PMPF studies are performance studies conducted to further evaluate, within the scope of its intended use, an IVD device that already bears the CE mark. For greater clarity, the performance studies carried out to evaluate a device that already bears the CE marking, outside the scope of its intended purpose, are subject to the famhp/CE authorization procedure mentioned above.
In accordance with the IVDR, the decree also requires that the following studies be notified to the famhp by their sponsor:
- Performance studies involving companion diagnostics using only leftover samples (Article 58, paragraph 2, second sentence of the IVDR).

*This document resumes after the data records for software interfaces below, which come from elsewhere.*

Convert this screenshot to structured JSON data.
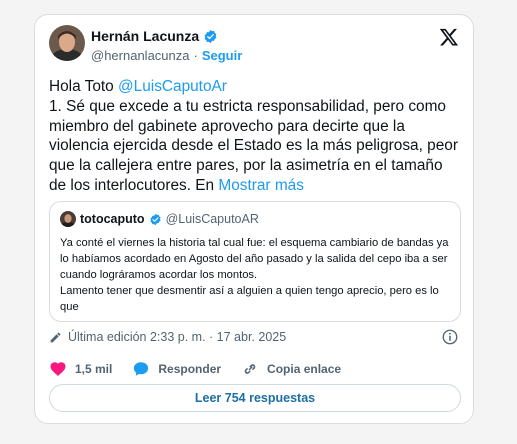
{
  "author": {
    "name": "Hernán Lacunza",
    "handle": "@hernanlacunza",
    "separator": "·",
    "follow_label": "Seguir",
    "verified": true
  },
  "post": {
    "greeting": "Hola Toto ",
    "mention": "@LuisCaputoAr",
    "text": "1. Sé que excede a tu estricta responsabilidad, pero como miembro del gabinete aprovecho para decirte que la violencia ejercida desde el Estado es la más peligrosa, peor que la callejera entre pares, por la asimetría en el tamaño de los interlocutores. En ",
    "show_more": "Mostrar más"
  },
  "quote": {
    "name": "totocaputo",
    "handle": "@LuisCaputoAR",
    "verified": true,
    "text": "Ya conté el viernes la historia tal cual fue: el esquema cambiario de bandas ya lo habíamos acordado en Agosto del año pasado y la salida del cepo iba a ser cuando lográramos acordar los montos.\nLamento tener que desmentir así a alguien a quien tengo aprecio, pero es lo que"
  },
  "edited": "Última edición 2:33 p. m. · 17 abr. 2025",
  "actions": {
    "likes": "1,5 mil",
    "reply_label": "Responder",
    "copy_label": "Copia enlace"
  },
  "read_replies_label": "Leer 754 respuestas",
  "colors": {
    "accent": "#1d9bf0",
    "like": "#f91880",
    "text": "#0f1419",
    "muted": "#536471"
  },
  "icons": [
    "verified-badge-icon",
    "x-logo-icon",
    "pencil-icon",
    "info-icon",
    "heart-icon",
    "comment-icon",
    "link-icon"
  ]
}
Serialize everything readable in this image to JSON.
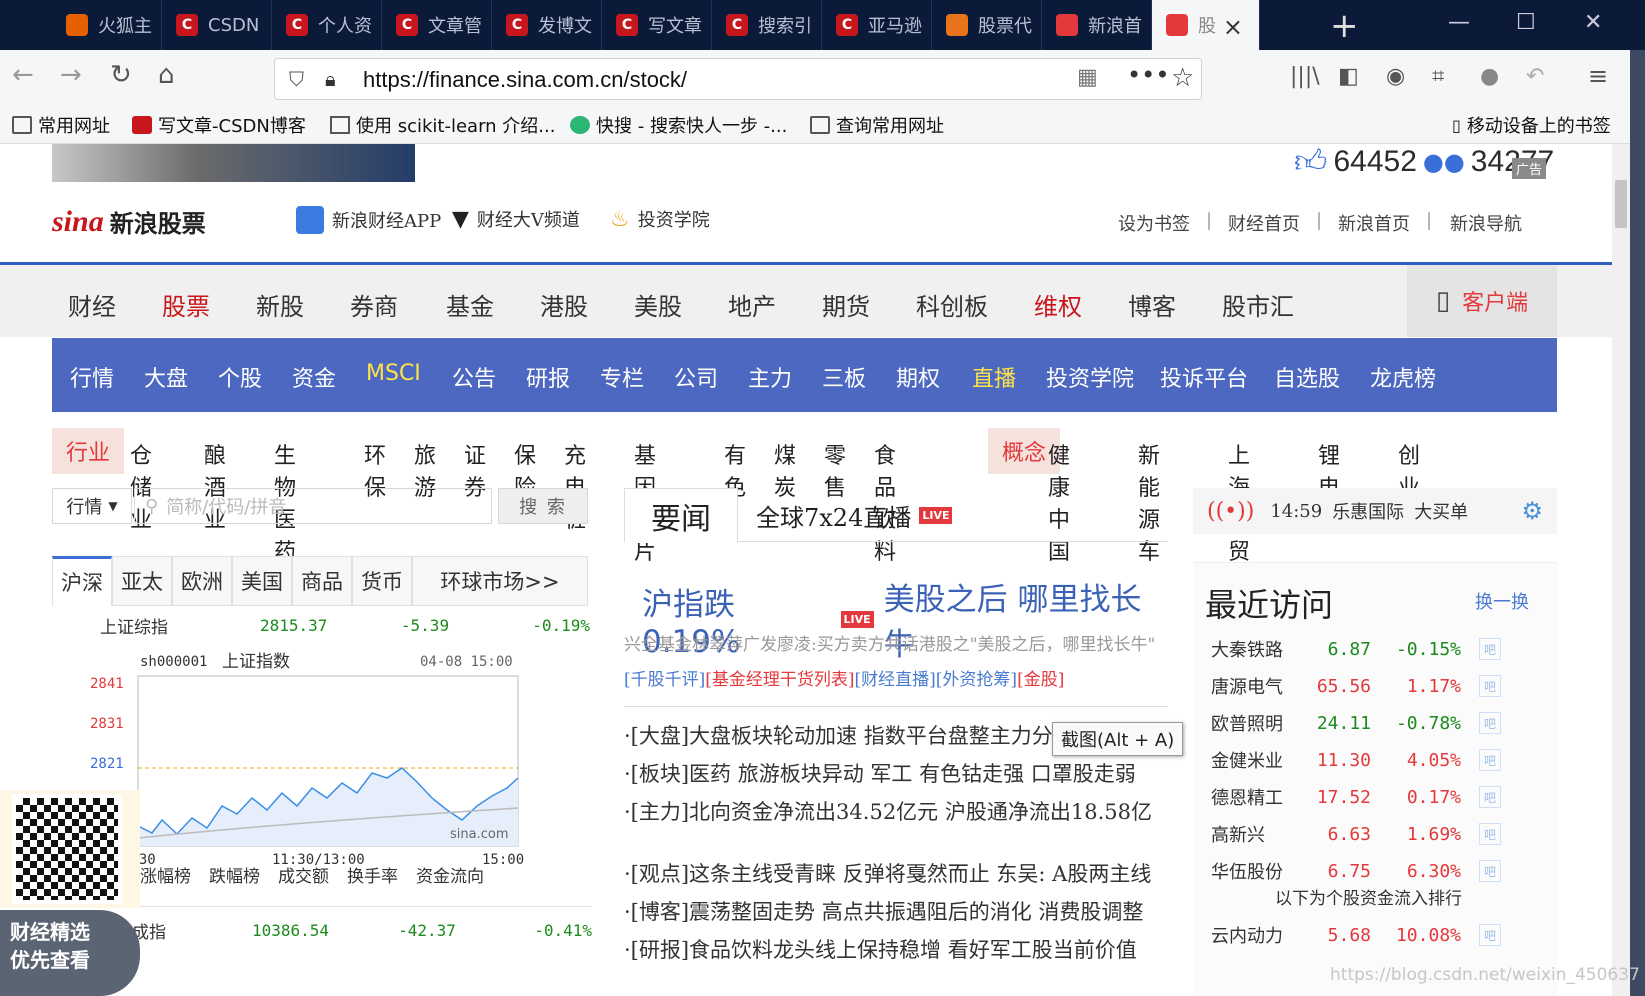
{
  "browser": {
    "tabs": [
      {
        "title": "火狐主",
        "icon": "firefox-icon",
        "color": "#e66000"
      },
      {
        "title": "CSDN",
        "icon": "csdn-icon",
        "color": "#c8161d"
      },
      {
        "title": "个人资",
        "icon": "csdn-icon",
        "color": "#c8161d"
      },
      {
        "title": "文章管",
        "icon": "csdn-icon",
        "color": "#c8161d"
      },
      {
        "title": "发博文",
        "icon": "csdn-icon",
        "color": "#c8161d"
      },
      {
        "title": "写文章",
        "icon": "csdn-icon",
        "color": "#c8161d"
      },
      {
        "title": "搜索引",
        "icon": "csdn-icon",
        "color": "#c8161d"
      },
      {
        "title": "亚马逊",
        "icon": "csdn-icon",
        "color": "#c8161d"
      },
      {
        "title": "股票代",
        "icon": "wing-icon",
        "color": "#e8731a"
      },
      {
        "title": "新浪首",
        "icon": "weibo-icon",
        "color": "#e4393c"
      },
      {
        "title": "股",
        "icon": "weibo-icon",
        "color": "#e4393c"
      }
    ],
    "url": "https://finance.sina.com.cn/stock/",
    "bookmarks": [
      "常用网址",
      "写文章-CSDN博客",
      "使用 scikit-learn 介绍...",
      "快搜 - 搜索快人一步 -...",
      "查询常用网址"
    ],
    "mobile_bookmarks": "移动设备上的书签"
  },
  "page": {
    "likes": "64452",
    "comments": "34277",
    "ad_label": "广告",
    "logo_text": "新浪股票",
    "logo_sina": "sina",
    "header_links": [
      "新浪财经APP",
      "财经大V频道",
      "投资学院"
    ],
    "top_links": [
      "设为书签",
      "财经首页",
      "新浪首页",
      "新浪导航"
    ],
    "main_nav": [
      "财经",
      "股票",
      "新股",
      "券商",
      "基金",
      "港股",
      "美股",
      "地产",
      "期货",
      "科创板",
      "维权",
      "博客",
      "股市汇"
    ],
    "client_btn": "客户端",
    "sub_nav": [
      "行情",
      "大盘",
      "个股",
      "资金",
      "MSCI",
      "公告",
      "研报",
      "专栏",
      "公司",
      "主力",
      "三板",
      "期权",
      "直播",
      "投资学院",
      "投诉平台",
      "自选股",
      "龙虎榜"
    ],
    "industry_label": "行业",
    "industries": [
      "仓储业",
      "酿酒业",
      "生物医药",
      "环保",
      "旅游",
      "证券",
      "保险",
      "充电桩",
      "基因芯片",
      "有色",
      "煤炭",
      "零售",
      "食品饮料"
    ],
    "concept_label": "概念",
    "concepts": [
      "健康中国",
      "新能源车",
      "上海自贸",
      "锂电池",
      "创业板"
    ],
    "search": {
      "select": "行情",
      "placeholder": "简称/代码/拼音",
      "button": "搜 索"
    },
    "market_tabs": [
      "沪深",
      "亚太",
      "欧洲",
      "美国",
      "商品",
      "货币",
      "环球市场>>"
    ],
    "index_row": {
      "name": "上证综指",
      "value": "2815.37",
      "change": "-5.39",
      "pct": "-0.19%"
    },
    "mini_chart": {
      "code": "sh000001",
      "name": "上证指数",
      "time": "04-08 15:00",
      "yticks": [
        "2841",
        "2831",
        "2821"
      ],
      "xticks": [
        "9:30",
        "11:30/13:00",
        "15:00"
      ],
      "source": "sina.com"
    },
    "rank_links": [
      "涨幅榜",
      "跌幅榜",
      "成交额",
      "换手率",
      "资金流向"
    ],
    "bottom_row": {
      "name": "成指",
      "value": "10386.54",
      "change": "-42.37",
      "pct": "-0.41%"
    },
    "news": {
      "tab1": "要闻",
      "tab2": "全球7x24直播",
      "live": "LIVE",
      "headline1": "沪指跌0.19%",
      "headline2": "美股之后 哪里找长牛",
      "summary": "兴全基金林翠萍广发廖凌:买方卖方共话港股之\"美股之后，哪里找长牛\"",
      "summary_links": [
        "[千股千评]",
        "[基金经理干货列表]",
        "[财经直播]",
        "[外资抢筹]",
        "[金股]"
      ],
      "items": [
        "·[大盘]大盘板块轮动加速 指数平台盘整主力分歧加剧",
        "·[板块]医药 旅游板块异动 军工 有色钴走强 口罩股走弱",
        "·[主力]北向资金净流出34.52亿元 沪股通净流出18.58亿",
        "·[观点]这条主线受青睐 反弹将戛然而止 东吴: A股两主线",
        "·[博客]震荡整固走势 高点共振遇阻后的消化 消费股调整",
        "·[研报]食品饮料龙头线上保持稳增 看好军工股当前价值"
      ]
    },
    "ticker": {
      "time": "14:59",
      "name": "乐惠国际",
      "action": "大买单"
    },
    "recent": {
      "title": "最近访问",
      "switch": "换一换",
      "rows": [
        {
          "name": "大秦铁路",
          "price": "6.87",
          "chg": "-0.15%",
          "dir": "down"
        },
        {
          "name": "唐源电气",
          "price": "65.56",
          "chg": "1.17%",
          "dir": "up"
        },
        {
          "name": "欧普照明",
          "price": "24.11",
          "chg": "-0.78%",
          "dir": "down"
        },
        {
          "name": "金健米业",
          "price": "11.30",
          "chg": "4.05%",
          "dir": "up"
        },
        {
          "name": "德恩精工",
          "price": "17.52",
          "chg": "0.17%",
          "dir": "up"
        },
        {
          "name": "高新兴",
          "price": "6.63",
          "chg": "1.69%",
          "dir": "up"
        },
        {
          "name": "华伍股份",
          "price": "6.75",
          "chg": "6.30%",
          "dir": "up"
        }
      ],
      "bar_label": "吧",
      "flow_title": "以下为个股资金流入排行",
      "flow_row": {
        "name": "云内动力",
        "price": "5.68",
        "chg": "10.08%",
        "dir": "up"
      }
    },
    "tooltip": "截图(Alt + A)",
    "qr_caption1": "财经精选",
    "qr_caption2": "优先查看",
    "watermark": "https://blog.csdn.net/weixin_450637"
  }
}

A model notification form is provided in appendix III (see our extract in Dutch – French), mistakenly called “request form” in article 21 of the decree. As part of this notification, the study protocol and informed consent documentation must also be provided to the regulatory body, unless this documentation has already been approved by an EC under the Health and Safety Act. human experiments. In order to use the remaining samples in a performance study, informed consent from the patient must have been obtained at the time of sample collection according to the regulator. Sponsors must therefore provide famhp with proof that consent has been obtained.
Substantial changes to the above studies are generally subject to notification to famhp and review by the EC. This means that the famhp is also involved, for example, in the examination of substantial modifications of the PMPF studies mentioned above with the EC; the two bodies are responsible for examining the appropriateness of the modifications in accordance with appendix Ib of the decree (see our excerpt in Dutch – French).
A certain number of corrective measures can be taken by the famhp in collaboration with the Ministry of Health when non-conformities are identified. These range from requests to change any aspect found to be non-compliant, to suspending or stopping performance studies, to revoking relevant permissions, where applicable. The decree specifies the applicable procedure and the rights of the sponsors, in particular that of expressing themselves before a measure is taken.
Commentary by Osborne Clarke
The two new decrees aim to solidify the Belgian regulatory framework in the post-MDR/IVDR era. Although labeled as IVD-specific legislation, it was partly used to align national legislation with a number of MDR changes and requirements that are not specific to IVD companies, months after the May 2021 deadlines. and May 2022. The old legislation enacted before the MDR/IVDR coexists with these new requirements in a disparate but extremely dense regulatory framework where local specificities and the implementation of the EU acquis merge. This configuration should encourage companies active in the local market to monitor their steps in the construction of their regulatory strategy. Delays in the implementation of EU regulations and inconsistencies between updated rules and the regulator’s website support this recommendation. Belgium is one of the top 10 countries in the European IVD market and in the medical device market (MedTech Europe, The European Medical Technology Industry in figures 2022).
- Relevant legislation in French and Dutch